§ ASSIGNED TASK
Wherever the word "grid" shows up in the data, report the line it sits in.

┌────────

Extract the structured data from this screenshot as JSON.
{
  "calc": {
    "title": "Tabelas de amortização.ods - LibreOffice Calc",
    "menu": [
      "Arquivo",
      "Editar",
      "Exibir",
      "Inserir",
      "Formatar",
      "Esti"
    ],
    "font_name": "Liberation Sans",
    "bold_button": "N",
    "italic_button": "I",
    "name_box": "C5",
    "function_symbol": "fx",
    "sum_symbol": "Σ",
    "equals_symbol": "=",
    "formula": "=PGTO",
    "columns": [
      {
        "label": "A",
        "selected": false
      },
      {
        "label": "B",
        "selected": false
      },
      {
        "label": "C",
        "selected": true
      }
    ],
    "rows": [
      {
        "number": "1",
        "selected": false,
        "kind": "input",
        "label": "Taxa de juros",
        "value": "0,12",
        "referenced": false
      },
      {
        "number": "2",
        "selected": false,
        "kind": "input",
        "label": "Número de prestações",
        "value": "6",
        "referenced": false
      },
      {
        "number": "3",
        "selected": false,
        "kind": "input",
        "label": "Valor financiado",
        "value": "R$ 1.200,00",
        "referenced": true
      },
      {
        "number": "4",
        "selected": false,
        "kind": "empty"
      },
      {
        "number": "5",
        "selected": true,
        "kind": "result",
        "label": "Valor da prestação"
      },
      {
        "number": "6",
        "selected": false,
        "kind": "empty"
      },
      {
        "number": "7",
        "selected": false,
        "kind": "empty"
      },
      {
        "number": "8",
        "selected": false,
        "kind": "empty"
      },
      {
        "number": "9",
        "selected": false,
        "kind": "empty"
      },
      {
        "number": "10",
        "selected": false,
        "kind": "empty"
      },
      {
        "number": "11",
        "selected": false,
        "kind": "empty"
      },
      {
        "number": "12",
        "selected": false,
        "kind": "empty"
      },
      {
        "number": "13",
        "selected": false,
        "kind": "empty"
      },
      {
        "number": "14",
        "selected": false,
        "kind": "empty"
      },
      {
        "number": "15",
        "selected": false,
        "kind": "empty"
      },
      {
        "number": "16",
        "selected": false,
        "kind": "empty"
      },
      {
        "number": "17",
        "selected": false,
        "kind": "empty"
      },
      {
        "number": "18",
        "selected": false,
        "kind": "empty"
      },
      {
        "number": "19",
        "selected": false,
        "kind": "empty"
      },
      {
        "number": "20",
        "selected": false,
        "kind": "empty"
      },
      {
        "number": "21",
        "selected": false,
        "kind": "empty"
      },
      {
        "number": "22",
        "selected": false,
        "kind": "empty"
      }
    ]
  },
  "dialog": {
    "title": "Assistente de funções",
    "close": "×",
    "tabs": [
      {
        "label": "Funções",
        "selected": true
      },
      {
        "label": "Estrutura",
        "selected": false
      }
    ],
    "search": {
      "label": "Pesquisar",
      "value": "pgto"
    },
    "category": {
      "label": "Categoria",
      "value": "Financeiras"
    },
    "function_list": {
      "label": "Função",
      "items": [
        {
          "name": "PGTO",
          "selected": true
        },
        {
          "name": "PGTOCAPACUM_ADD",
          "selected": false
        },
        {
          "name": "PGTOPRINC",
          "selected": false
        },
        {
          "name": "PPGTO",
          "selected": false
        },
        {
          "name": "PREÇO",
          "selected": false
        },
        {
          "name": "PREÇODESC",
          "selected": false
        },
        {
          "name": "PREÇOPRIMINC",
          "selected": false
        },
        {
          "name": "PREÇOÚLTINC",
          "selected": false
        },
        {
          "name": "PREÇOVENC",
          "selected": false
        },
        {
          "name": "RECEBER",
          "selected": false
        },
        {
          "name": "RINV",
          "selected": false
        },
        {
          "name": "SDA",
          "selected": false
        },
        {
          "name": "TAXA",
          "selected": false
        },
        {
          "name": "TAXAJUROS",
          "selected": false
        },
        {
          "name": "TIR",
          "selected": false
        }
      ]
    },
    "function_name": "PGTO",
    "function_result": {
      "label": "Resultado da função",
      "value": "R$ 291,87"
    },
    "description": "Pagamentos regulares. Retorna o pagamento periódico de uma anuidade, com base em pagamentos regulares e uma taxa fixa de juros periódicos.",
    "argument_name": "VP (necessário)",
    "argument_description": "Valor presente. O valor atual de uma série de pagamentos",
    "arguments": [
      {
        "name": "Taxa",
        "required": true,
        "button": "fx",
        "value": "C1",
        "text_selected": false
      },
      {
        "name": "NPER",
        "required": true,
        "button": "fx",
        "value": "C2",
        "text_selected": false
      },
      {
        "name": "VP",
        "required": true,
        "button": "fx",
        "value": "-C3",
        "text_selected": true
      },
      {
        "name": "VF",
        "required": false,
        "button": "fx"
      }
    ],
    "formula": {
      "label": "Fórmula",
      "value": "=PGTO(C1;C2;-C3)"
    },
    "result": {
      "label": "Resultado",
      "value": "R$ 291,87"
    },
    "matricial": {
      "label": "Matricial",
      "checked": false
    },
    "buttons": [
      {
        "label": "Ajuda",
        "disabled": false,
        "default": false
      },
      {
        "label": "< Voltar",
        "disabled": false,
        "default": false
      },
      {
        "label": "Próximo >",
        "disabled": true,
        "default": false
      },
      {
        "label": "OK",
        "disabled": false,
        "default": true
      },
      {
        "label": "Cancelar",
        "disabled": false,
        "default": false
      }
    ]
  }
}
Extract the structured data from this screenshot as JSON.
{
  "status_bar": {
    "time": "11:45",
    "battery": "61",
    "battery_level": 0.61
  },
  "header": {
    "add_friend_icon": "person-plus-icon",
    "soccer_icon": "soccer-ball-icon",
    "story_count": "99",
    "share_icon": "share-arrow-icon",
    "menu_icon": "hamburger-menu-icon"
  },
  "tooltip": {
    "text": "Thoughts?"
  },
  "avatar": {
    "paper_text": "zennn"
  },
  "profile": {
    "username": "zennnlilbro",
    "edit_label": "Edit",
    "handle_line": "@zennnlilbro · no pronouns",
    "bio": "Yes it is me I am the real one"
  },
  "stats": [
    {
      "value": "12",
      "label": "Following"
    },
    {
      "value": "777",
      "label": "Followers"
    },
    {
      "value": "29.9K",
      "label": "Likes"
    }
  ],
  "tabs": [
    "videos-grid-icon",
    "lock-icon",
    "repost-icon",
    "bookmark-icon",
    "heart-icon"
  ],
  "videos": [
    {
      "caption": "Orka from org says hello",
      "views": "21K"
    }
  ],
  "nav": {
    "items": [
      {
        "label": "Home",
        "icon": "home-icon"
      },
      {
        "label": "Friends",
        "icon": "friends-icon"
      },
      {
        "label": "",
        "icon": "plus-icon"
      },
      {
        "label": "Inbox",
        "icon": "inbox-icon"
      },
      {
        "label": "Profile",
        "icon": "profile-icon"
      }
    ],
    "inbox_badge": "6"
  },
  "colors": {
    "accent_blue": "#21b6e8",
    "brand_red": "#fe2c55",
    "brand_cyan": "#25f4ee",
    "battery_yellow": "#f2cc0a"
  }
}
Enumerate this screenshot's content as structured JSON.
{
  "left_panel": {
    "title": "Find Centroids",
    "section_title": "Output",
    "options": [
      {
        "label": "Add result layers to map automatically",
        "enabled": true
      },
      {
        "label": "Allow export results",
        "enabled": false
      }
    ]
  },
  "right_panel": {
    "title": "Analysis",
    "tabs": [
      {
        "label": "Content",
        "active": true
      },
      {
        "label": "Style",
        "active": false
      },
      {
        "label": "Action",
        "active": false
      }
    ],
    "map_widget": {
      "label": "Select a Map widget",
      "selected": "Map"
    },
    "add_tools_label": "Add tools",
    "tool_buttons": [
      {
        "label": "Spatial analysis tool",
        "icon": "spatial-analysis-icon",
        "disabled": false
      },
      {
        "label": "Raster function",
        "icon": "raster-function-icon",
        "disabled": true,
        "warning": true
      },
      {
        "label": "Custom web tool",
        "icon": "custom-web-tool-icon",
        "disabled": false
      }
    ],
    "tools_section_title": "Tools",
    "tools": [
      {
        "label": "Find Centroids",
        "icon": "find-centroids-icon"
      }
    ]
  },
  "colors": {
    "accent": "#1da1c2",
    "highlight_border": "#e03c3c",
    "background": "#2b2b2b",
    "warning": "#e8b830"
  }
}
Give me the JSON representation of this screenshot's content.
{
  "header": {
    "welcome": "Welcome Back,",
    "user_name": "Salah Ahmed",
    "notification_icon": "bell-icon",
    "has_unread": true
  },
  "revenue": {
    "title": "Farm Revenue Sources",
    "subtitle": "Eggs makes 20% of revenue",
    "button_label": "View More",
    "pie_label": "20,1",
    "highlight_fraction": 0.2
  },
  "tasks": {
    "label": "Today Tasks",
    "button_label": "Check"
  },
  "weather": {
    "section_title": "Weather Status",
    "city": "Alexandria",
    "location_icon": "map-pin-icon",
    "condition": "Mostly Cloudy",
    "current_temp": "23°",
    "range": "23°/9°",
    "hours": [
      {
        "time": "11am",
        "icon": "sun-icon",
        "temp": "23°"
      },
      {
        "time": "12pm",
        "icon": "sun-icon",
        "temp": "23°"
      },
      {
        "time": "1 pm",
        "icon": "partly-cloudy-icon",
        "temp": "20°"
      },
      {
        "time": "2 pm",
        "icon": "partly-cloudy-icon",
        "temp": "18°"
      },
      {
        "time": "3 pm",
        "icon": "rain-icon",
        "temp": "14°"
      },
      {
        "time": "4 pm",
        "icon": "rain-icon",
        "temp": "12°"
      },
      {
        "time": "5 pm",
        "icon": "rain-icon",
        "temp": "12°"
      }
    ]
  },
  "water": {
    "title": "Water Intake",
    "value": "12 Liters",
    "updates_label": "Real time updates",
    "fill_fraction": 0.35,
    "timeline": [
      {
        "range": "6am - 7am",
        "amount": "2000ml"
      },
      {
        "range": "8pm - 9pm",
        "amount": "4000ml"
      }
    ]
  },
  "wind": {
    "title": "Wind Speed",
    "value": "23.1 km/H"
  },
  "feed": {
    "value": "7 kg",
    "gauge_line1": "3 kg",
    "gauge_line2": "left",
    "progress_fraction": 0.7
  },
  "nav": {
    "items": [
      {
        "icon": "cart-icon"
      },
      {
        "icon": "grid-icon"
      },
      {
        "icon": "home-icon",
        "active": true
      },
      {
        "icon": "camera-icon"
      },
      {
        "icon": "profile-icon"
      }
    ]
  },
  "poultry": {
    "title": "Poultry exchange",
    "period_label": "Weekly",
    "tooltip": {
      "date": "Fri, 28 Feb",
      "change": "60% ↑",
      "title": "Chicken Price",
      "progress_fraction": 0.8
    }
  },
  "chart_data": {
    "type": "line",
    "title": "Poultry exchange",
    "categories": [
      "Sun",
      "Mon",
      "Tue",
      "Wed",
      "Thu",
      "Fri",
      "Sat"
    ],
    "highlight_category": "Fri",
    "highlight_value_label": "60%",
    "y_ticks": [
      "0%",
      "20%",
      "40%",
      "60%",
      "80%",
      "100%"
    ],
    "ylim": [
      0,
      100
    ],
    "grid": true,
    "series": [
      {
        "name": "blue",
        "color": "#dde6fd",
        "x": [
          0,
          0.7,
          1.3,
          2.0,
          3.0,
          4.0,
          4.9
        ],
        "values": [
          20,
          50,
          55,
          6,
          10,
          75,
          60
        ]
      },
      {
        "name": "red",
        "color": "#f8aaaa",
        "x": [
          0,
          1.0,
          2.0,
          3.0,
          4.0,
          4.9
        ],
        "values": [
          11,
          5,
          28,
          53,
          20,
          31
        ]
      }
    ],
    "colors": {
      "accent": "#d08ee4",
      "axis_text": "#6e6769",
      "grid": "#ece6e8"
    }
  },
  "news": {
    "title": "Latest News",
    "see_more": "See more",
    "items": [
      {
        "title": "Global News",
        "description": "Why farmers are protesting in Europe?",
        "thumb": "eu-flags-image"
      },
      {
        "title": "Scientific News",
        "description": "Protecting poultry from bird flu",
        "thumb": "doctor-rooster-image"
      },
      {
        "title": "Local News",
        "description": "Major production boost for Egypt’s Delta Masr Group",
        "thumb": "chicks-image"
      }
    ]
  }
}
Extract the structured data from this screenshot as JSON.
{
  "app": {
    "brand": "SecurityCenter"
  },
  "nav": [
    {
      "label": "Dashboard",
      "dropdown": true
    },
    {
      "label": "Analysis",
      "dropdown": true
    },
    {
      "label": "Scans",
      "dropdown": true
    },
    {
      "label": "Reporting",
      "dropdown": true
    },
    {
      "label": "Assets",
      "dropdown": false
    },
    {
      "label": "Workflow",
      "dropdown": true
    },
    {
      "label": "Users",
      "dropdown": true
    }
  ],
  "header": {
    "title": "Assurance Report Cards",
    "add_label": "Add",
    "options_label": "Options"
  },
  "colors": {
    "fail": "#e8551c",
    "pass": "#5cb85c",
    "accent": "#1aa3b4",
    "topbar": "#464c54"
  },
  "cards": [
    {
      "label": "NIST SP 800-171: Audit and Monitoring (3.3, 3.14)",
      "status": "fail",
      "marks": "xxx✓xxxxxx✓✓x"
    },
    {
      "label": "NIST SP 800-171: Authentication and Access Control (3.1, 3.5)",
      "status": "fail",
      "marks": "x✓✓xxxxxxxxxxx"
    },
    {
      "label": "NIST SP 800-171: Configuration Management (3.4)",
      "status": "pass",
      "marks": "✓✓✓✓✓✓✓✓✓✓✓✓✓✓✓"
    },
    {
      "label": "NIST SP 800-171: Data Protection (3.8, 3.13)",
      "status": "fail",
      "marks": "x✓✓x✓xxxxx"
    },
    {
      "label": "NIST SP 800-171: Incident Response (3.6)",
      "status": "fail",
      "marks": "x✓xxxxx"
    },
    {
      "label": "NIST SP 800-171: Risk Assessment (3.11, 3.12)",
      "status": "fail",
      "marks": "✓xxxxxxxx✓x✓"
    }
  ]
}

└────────

§ TASK OUTPUT
    "videos-grid-icon",
        "icon": "grid-icon"
    "grid": true,
      "grid": "#ece6e8"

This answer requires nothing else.